====== Data to examine ======

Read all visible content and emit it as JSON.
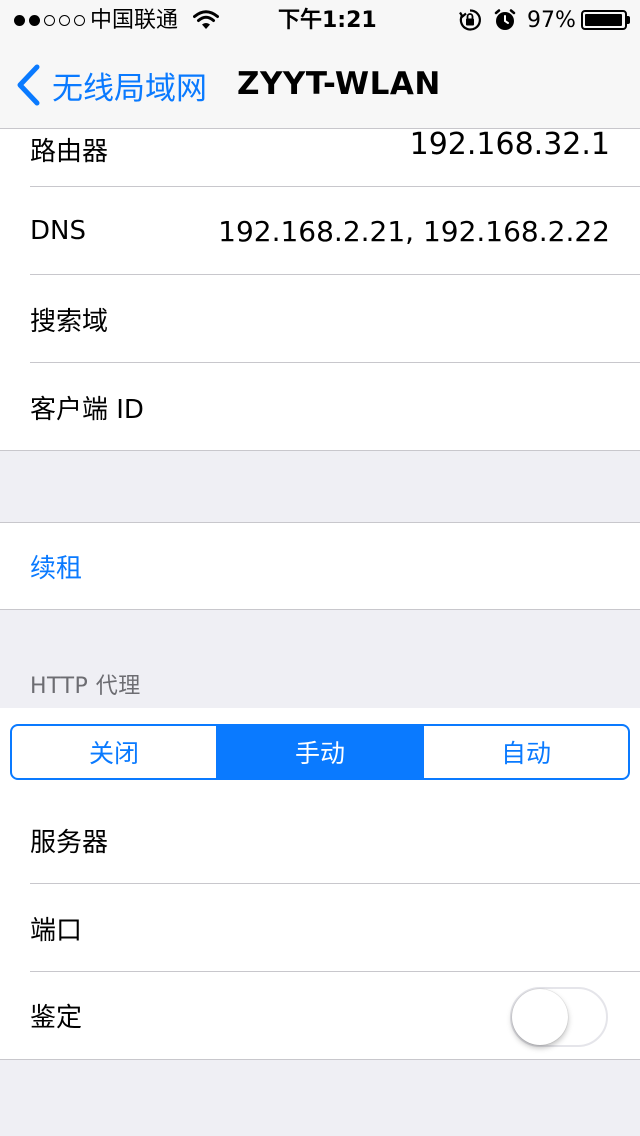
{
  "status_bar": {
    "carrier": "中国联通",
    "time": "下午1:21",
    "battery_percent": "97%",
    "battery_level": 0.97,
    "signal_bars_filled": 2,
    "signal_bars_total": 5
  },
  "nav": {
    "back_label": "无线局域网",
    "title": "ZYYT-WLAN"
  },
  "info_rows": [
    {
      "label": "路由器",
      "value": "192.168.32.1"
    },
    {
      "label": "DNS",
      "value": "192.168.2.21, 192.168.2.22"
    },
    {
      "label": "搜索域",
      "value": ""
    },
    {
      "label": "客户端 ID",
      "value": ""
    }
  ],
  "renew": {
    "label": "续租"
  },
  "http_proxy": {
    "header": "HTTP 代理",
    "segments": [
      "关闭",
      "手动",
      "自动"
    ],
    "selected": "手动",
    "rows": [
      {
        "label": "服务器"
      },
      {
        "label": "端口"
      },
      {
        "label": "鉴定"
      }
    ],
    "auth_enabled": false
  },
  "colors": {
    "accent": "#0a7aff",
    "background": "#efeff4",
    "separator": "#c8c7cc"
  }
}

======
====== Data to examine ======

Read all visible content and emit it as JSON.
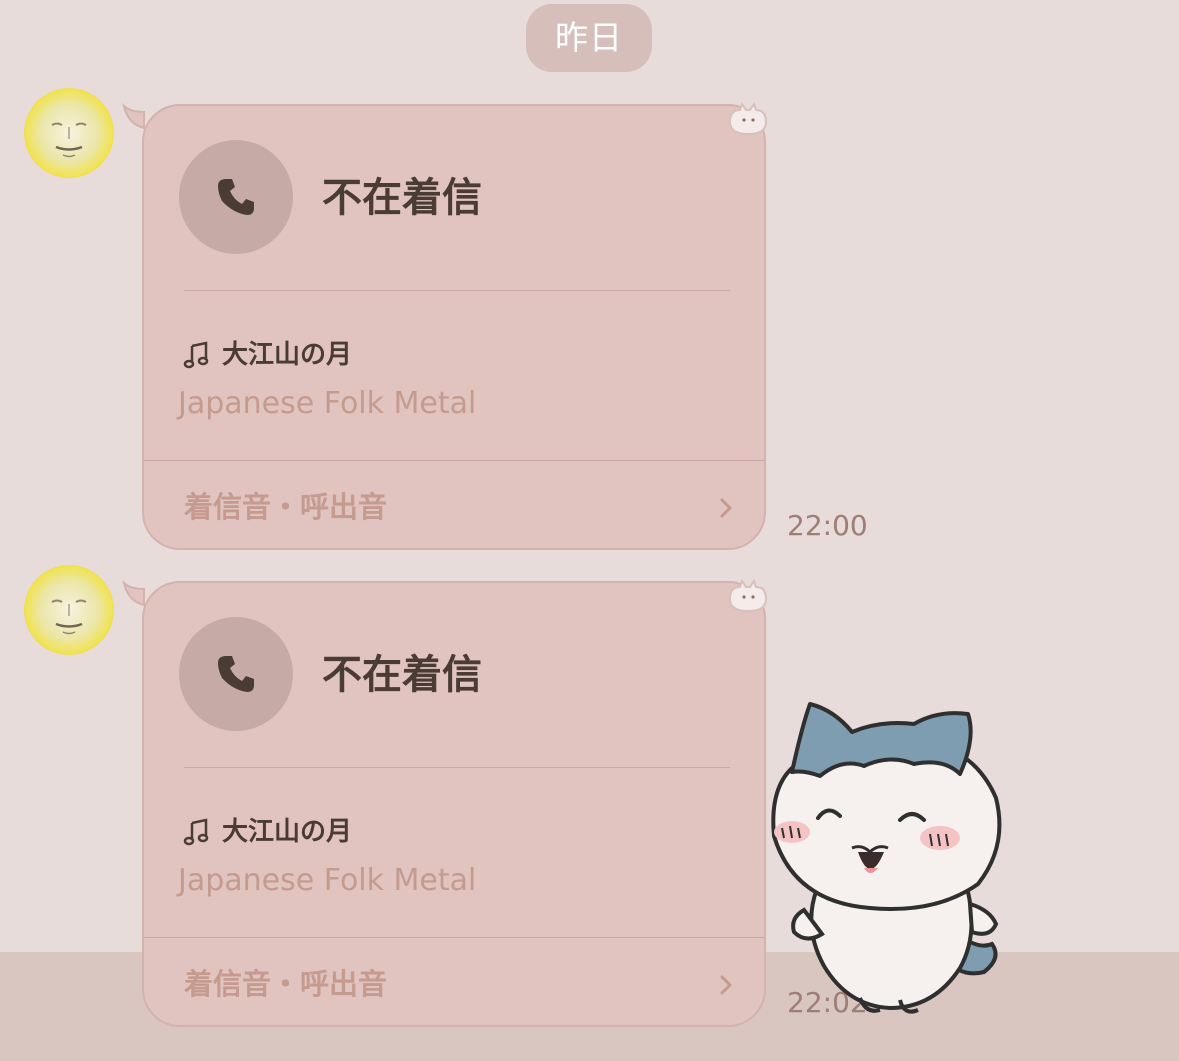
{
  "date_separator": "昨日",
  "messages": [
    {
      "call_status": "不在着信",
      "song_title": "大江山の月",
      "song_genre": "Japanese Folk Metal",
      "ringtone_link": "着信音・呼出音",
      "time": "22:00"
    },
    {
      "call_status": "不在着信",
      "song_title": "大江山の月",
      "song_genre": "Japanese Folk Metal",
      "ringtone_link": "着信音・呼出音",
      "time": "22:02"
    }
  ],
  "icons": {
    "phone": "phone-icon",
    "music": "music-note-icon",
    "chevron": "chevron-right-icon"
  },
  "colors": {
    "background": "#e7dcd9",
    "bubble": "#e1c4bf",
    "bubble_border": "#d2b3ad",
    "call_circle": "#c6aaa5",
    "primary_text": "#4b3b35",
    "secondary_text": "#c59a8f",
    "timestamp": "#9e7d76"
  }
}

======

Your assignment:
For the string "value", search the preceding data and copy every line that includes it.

Problem solution:
      "value": "192.168.32.1"
      "value": "192.168.2.21, 192.168.2.22"
      "value": ""
      "value": ""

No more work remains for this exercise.